▶ **TASK TO COMPLETE**
Pull every line from the records that has the word "JSON" in it.

● ● ● ●

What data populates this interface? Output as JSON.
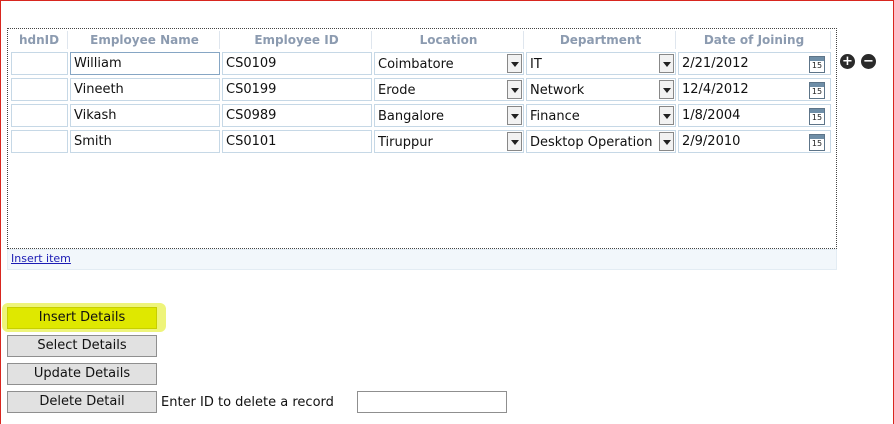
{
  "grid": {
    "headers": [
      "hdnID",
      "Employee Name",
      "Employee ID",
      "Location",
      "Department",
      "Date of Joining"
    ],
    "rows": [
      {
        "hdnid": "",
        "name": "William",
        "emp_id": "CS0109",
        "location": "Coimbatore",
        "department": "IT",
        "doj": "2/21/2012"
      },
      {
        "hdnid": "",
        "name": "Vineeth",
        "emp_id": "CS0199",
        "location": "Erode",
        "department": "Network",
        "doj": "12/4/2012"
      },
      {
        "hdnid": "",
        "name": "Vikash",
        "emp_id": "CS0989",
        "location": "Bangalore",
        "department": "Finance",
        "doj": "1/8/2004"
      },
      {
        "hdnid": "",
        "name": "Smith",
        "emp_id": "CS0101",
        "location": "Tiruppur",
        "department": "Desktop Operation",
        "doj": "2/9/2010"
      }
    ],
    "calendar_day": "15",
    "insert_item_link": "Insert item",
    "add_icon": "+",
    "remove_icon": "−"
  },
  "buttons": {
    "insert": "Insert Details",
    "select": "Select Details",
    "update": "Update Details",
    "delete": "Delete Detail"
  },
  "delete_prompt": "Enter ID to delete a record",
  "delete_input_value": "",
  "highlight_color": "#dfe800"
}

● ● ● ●

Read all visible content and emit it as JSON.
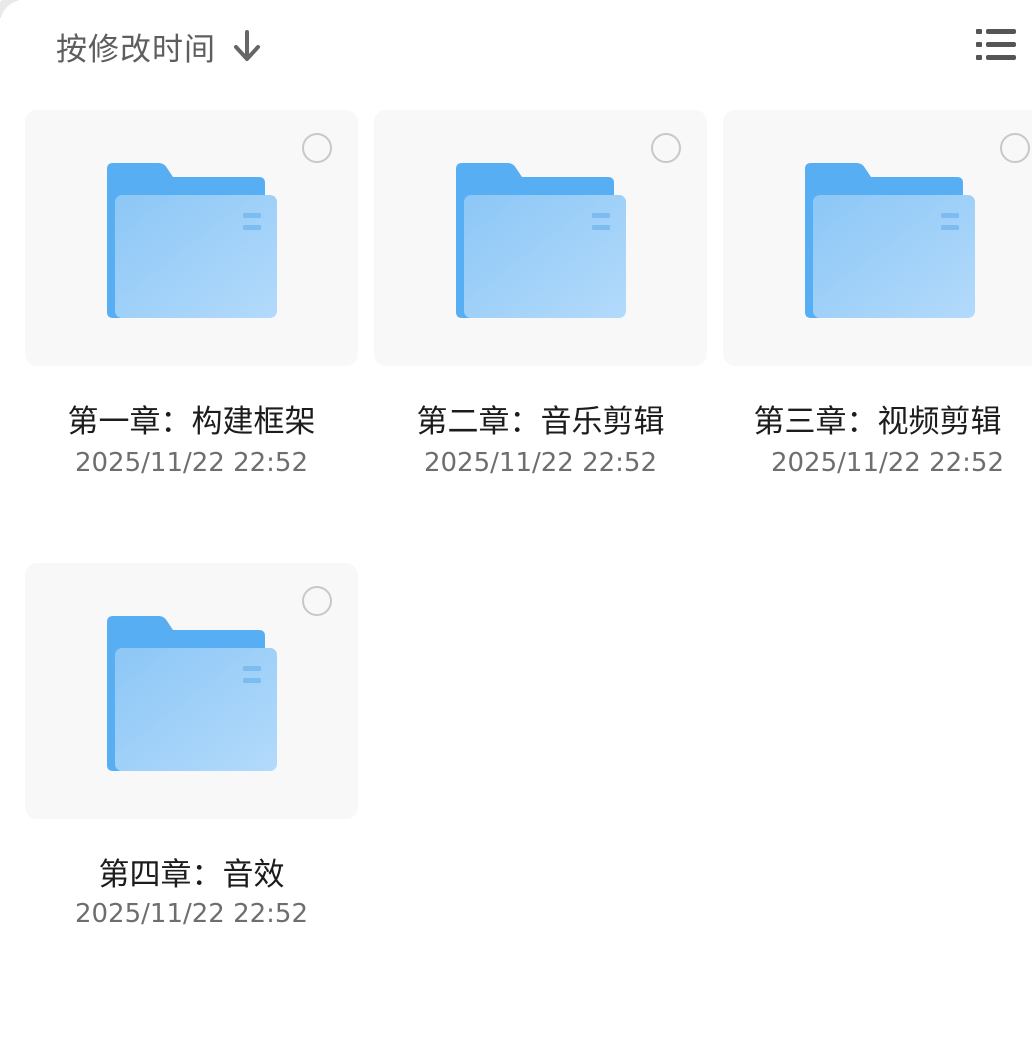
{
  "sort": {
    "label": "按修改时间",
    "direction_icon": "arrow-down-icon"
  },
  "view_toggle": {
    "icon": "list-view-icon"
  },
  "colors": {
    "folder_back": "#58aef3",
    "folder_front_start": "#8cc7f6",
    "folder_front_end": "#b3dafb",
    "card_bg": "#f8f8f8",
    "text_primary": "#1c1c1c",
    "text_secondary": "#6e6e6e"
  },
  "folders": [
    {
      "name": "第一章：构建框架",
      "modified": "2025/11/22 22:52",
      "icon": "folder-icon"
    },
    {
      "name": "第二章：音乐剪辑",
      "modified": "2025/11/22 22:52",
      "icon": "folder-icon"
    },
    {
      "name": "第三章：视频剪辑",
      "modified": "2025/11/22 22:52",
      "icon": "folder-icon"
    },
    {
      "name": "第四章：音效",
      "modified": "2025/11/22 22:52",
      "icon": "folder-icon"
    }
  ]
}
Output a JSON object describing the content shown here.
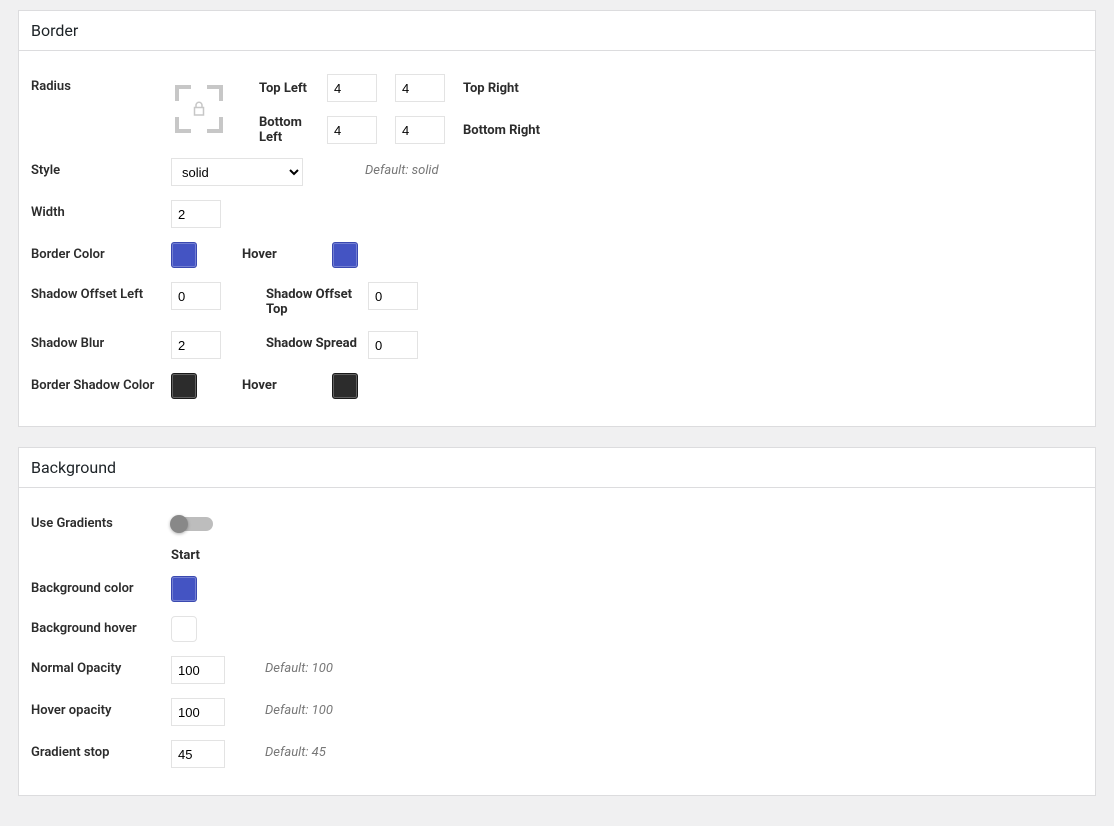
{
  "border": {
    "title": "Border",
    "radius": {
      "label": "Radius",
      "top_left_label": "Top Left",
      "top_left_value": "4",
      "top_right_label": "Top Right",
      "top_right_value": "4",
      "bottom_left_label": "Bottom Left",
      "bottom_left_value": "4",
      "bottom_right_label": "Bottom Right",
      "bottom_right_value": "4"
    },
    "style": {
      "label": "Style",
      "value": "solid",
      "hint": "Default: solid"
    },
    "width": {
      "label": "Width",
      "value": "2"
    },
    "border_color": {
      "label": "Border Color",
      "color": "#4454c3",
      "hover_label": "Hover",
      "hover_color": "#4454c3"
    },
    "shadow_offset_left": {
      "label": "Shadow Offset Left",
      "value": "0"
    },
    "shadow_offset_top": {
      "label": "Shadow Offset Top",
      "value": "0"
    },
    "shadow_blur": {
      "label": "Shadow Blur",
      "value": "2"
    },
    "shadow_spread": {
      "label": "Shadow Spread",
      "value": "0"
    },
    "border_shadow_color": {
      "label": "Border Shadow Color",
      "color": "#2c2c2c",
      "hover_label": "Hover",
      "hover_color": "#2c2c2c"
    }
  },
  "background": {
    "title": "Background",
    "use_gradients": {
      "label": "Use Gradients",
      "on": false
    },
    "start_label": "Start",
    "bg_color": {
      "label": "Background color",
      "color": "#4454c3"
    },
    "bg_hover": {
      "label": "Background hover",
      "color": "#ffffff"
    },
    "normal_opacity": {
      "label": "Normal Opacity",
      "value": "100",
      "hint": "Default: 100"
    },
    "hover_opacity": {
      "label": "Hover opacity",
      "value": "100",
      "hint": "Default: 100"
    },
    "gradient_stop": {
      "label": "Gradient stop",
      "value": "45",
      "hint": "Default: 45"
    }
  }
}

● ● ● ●

▶ **SOLUTION TO THIS PROBLEM**
What data populates this interface? Output as JSON.
Read all visible content and emit it as JSON.
Output a JSON object describing the content shown here.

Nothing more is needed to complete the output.